# EXERCISE REQUIREMENTS
Once you find a line containing the word "advanced" in the entries below, copy it.

# PROVIDED ENTRIES
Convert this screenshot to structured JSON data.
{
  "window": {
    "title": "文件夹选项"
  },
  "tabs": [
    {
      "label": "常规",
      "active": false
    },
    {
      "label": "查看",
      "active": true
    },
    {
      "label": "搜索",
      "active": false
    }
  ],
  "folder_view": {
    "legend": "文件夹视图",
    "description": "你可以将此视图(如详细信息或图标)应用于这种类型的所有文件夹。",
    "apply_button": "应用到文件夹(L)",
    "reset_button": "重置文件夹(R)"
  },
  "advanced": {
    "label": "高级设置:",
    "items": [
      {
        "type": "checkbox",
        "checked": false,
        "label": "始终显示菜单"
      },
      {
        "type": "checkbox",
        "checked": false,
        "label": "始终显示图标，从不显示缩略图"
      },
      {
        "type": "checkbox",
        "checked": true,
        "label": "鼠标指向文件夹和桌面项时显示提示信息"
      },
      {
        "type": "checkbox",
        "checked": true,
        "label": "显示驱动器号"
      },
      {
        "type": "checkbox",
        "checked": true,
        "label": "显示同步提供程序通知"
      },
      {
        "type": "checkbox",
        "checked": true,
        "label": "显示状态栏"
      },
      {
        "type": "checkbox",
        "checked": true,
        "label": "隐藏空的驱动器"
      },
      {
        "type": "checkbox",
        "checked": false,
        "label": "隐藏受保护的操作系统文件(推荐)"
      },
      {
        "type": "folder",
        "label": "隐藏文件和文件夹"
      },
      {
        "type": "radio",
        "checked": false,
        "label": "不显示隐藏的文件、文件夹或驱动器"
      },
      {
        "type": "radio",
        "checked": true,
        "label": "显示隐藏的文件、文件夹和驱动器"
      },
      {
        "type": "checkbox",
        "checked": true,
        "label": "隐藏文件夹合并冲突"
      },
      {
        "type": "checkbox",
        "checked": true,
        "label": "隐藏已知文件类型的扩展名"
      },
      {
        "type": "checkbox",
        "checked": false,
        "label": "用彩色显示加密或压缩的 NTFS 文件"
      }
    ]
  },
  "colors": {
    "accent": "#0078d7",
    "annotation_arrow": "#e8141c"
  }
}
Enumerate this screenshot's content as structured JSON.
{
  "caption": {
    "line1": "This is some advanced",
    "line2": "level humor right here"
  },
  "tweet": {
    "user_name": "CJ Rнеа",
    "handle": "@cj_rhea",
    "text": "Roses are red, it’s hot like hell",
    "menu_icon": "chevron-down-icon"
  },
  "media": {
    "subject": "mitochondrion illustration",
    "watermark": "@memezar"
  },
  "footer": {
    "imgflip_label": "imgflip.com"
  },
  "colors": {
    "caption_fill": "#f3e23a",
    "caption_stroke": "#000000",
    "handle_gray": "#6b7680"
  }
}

# ANSWER SECTION
  "advanced": {
    "line1": "This is some advanced",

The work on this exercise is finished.